1 Hark! my gay friends, that solemn toll
Speaks the departure of a soul!
'Tis gone, that's all we know--not where,
Or how th' unbody'd soul doth fare.
2 In that myster'ous would none knows
But God alone, to whom it goes;
To whom departed souls return,
To take their doom, to smile or mourn.
3 Oh! by what glimm'ring light we view
The unknown world we're hast'ning to!
God has lock'd up the mystic page,
And curtain'd darkness round the stage!
4 Wise heav'n to render search perplext,
Has drawn 'twixt this world and the next
A dark impenetrable screen,
All behind which is yet unseen!
5 We talk of heav'n, we talk of hell;
But what they mean no tongue can tell;
Heav'n is the realm where angels, are,
And hell the chaos of despair!
6 But what these awful words imply,
None of us know until we die!
Whether we will or no, we must
Take the succeeding world on trust.
7 This hour perhaps our friend is well,
Death struck the next, he cries farewell!
I die--and then, for ought we see,
Ceases at once to breathe and be.
8 Thus launch'd from life's ambiguous shore,
Ingulph'd in death, appears no more;
Then undirected to repair
To distant worlds we know not where.
9 Swift flies the soul, perhaps 'tis gone
A thousand leagues beyond the sun;
Or twice then thousand more thrice told,

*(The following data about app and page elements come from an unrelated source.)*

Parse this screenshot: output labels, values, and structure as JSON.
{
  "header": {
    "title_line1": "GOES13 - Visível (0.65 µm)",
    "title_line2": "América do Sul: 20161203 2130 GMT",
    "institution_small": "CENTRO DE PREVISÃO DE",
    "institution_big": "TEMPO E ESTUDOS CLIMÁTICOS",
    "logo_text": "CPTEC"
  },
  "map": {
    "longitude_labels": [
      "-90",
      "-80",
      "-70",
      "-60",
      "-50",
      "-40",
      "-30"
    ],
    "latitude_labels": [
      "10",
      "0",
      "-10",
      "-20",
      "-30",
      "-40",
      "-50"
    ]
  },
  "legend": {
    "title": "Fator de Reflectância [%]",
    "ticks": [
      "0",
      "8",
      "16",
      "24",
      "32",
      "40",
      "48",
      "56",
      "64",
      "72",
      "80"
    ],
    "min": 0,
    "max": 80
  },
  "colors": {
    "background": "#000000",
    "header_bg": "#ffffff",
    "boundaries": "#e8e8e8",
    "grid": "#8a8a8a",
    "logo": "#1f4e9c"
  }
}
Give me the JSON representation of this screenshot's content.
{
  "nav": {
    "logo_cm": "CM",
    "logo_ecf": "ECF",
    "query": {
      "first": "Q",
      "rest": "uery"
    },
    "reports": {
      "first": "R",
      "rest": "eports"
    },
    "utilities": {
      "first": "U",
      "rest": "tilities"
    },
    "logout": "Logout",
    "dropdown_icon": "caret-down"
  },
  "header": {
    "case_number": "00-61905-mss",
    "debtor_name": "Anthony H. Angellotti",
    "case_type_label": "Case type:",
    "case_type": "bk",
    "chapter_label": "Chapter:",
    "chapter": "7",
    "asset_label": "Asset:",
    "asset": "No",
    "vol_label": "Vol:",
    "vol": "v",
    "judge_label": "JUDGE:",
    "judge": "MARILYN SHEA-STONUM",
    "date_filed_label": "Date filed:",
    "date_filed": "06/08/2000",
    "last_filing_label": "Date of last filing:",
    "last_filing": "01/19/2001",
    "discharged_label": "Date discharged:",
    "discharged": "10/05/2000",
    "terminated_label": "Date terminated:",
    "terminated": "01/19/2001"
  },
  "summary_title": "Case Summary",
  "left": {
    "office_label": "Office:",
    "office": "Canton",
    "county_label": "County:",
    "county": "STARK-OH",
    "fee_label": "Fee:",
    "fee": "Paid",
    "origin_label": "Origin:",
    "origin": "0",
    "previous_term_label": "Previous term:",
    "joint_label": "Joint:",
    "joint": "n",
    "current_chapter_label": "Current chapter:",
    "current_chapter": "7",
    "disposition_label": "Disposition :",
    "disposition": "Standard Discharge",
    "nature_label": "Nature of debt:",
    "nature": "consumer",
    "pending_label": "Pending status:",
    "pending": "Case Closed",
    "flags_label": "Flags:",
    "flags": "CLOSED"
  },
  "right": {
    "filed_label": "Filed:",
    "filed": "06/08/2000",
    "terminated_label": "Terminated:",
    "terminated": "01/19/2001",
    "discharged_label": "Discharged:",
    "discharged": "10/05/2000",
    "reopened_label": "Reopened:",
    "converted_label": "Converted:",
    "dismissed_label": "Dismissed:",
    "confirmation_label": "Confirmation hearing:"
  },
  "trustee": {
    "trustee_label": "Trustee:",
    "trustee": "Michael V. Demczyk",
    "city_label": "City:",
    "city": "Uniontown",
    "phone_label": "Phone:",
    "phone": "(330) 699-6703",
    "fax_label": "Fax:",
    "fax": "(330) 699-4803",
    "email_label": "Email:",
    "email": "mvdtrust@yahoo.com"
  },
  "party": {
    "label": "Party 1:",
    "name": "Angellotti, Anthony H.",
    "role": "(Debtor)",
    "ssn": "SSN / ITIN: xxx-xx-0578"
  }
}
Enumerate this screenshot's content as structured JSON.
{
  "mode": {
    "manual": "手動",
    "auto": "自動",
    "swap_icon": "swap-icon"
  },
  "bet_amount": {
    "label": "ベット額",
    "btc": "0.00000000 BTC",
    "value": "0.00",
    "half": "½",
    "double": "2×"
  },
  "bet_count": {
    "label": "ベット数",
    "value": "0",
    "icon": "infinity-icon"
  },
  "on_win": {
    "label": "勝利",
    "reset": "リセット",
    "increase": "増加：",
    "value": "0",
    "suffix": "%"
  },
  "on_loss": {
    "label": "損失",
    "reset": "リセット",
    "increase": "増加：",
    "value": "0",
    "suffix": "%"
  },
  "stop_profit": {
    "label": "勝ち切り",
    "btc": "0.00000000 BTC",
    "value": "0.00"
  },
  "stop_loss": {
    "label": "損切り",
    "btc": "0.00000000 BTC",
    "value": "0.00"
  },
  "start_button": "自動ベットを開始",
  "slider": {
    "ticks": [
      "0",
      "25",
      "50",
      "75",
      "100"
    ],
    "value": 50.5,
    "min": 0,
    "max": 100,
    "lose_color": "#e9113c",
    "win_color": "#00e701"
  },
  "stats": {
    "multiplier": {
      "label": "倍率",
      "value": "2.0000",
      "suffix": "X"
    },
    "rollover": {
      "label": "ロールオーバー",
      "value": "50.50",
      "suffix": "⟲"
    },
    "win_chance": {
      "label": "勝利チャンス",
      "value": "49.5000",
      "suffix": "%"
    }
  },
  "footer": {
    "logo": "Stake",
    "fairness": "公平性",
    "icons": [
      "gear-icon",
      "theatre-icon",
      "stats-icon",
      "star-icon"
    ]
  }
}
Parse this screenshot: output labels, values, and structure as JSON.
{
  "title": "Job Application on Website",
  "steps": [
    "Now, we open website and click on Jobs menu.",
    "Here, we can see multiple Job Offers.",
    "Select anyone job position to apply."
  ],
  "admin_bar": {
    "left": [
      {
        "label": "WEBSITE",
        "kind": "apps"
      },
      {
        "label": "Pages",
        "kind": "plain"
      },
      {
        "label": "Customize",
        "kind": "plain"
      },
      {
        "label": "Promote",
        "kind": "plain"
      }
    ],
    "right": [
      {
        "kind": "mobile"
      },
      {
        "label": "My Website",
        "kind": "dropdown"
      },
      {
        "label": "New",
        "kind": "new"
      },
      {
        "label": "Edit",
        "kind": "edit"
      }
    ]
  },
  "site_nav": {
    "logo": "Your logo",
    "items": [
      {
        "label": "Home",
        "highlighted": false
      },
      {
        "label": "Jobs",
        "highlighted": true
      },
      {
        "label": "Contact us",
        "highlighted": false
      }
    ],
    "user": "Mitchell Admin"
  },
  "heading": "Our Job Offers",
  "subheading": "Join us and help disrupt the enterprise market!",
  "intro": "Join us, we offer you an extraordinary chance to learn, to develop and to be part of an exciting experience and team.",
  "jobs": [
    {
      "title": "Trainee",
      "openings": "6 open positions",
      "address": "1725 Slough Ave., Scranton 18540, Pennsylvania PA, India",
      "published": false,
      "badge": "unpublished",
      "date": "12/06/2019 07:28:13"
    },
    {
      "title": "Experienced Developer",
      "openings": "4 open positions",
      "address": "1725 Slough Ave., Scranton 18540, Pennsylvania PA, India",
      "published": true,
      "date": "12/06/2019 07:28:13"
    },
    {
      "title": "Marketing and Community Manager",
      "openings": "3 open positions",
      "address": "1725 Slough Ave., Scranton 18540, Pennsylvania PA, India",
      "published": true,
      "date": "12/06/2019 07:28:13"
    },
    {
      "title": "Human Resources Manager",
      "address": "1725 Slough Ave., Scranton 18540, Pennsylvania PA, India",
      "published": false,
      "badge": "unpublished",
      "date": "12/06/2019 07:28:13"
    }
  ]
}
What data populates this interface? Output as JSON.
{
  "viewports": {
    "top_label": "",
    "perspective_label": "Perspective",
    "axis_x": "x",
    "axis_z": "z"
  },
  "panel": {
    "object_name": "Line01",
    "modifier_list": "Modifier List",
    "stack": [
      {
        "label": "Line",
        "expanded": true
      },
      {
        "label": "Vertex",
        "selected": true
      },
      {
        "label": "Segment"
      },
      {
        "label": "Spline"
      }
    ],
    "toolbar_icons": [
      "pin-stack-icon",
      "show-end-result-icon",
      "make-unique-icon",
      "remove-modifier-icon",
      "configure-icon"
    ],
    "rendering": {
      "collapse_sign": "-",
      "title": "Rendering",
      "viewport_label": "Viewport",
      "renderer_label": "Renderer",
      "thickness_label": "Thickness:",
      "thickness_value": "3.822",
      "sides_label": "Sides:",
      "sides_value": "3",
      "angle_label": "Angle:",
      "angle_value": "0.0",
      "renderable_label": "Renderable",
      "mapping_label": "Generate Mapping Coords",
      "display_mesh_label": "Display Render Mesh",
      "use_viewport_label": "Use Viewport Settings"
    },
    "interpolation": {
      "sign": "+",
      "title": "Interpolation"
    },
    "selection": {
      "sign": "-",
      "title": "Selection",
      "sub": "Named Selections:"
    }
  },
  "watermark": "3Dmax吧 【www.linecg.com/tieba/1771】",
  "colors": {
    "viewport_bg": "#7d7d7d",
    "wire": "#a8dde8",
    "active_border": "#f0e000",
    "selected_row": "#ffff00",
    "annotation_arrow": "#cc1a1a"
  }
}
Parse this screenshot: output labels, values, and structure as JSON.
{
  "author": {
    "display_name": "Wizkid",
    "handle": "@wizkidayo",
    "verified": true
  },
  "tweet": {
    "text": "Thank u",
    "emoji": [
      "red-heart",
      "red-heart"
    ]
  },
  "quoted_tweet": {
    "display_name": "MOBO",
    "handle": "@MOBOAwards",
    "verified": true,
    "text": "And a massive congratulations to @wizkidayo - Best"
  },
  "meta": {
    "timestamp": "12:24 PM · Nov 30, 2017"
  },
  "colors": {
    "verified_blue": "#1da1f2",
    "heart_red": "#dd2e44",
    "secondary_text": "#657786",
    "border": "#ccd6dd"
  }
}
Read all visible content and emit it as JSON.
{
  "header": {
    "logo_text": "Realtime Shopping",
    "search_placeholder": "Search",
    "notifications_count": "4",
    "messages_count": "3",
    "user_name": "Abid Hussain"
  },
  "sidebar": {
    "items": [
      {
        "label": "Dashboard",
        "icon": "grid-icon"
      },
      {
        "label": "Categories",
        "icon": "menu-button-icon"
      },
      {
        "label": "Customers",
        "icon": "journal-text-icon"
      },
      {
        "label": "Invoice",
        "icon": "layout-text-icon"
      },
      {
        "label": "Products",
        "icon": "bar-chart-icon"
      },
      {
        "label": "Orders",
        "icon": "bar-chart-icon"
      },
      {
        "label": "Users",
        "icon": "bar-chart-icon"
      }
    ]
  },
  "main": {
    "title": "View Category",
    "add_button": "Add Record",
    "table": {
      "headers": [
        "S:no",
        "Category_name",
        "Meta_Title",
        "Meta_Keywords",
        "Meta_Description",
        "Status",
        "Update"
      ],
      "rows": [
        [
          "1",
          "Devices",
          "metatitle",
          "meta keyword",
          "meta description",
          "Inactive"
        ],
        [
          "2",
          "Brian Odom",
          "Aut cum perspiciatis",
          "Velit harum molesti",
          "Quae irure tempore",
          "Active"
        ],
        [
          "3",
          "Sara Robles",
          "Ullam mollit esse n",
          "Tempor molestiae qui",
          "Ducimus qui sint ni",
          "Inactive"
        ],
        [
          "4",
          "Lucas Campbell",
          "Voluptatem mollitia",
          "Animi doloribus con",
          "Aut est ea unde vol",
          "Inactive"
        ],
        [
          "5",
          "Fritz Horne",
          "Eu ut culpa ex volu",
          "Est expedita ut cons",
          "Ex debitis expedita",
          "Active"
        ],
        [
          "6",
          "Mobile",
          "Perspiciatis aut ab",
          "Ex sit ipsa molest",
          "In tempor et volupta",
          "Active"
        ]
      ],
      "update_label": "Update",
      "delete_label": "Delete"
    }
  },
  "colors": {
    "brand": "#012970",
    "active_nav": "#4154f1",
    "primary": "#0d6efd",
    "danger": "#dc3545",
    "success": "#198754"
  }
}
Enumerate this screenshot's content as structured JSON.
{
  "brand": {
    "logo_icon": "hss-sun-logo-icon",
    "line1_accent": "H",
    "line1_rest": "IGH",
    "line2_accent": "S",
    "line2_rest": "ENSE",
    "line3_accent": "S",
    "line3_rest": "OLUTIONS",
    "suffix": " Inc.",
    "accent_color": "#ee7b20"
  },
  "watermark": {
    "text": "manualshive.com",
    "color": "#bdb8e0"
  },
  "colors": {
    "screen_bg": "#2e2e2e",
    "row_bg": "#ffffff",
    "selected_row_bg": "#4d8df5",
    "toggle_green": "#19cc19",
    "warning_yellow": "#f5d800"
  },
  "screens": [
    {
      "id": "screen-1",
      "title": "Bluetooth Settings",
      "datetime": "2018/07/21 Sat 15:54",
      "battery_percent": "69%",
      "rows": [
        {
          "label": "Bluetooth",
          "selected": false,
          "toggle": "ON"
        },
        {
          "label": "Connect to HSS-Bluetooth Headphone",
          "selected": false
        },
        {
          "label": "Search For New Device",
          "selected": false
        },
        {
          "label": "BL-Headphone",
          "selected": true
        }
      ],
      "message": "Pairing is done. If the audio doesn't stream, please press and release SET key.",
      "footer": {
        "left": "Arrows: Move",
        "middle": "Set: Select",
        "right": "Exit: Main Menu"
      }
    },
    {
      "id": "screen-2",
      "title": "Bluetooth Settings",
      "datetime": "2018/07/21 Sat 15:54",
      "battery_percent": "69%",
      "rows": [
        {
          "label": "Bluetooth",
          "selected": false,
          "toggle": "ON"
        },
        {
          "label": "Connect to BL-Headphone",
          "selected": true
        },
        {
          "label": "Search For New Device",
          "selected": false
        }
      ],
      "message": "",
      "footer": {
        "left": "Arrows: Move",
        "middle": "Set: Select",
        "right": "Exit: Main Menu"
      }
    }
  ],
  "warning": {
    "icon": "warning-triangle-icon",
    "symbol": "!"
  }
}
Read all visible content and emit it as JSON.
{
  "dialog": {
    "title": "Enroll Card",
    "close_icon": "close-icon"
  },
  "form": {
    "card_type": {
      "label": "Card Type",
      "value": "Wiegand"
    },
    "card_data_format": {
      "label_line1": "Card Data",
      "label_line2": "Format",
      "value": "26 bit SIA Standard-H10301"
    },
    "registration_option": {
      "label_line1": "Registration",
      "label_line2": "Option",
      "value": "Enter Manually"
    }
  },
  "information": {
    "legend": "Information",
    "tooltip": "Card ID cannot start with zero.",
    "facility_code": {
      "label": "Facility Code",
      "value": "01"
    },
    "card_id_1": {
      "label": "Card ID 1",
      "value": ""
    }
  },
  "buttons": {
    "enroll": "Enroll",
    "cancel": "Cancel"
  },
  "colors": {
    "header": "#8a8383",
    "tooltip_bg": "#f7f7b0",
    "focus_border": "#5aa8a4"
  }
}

Ere the forsaken clay is cold!
10 And yet who knows, if friends we lov'd,
Tho' dear, may be so far remov'd;
Only a veil of flesh between,
Perhaps they watch us tho' unseen.
11 Whilst we their loss lamenting say,
They're out of hearing, far away;
Guardians to us perhaps they're near,
Conceal'd in vehicles of air.
12 And yet no notices they give,
Nor tell us where or how they live;
Tho' conscious, whilst with us below,
How much themselves desir'd to know:
13 As if bound up by solemn fate,
To tell the secret of their state:
To tell their joys or pains to none,
That man might live by faith alone.
14 Well, let my sov'reign, if he please,
Lock up his marvellous decrees:
Why should I wish him to reveal
What he thinks proper to conceal?
15 It is enough that I believe,
Heav'n's brighter than I can conceive,
And he that makes it all his care
To serve God here, shall see him there!
16 But Oh! what worlds shall I survey,
The moment that I leave this clay!
How sudden the surprise, how new!
Let it my God be happy too.
Source: Divine Hymns or Spiritual Songs, for the use of religious assemblies and private Christians: being a collection #CXLVIII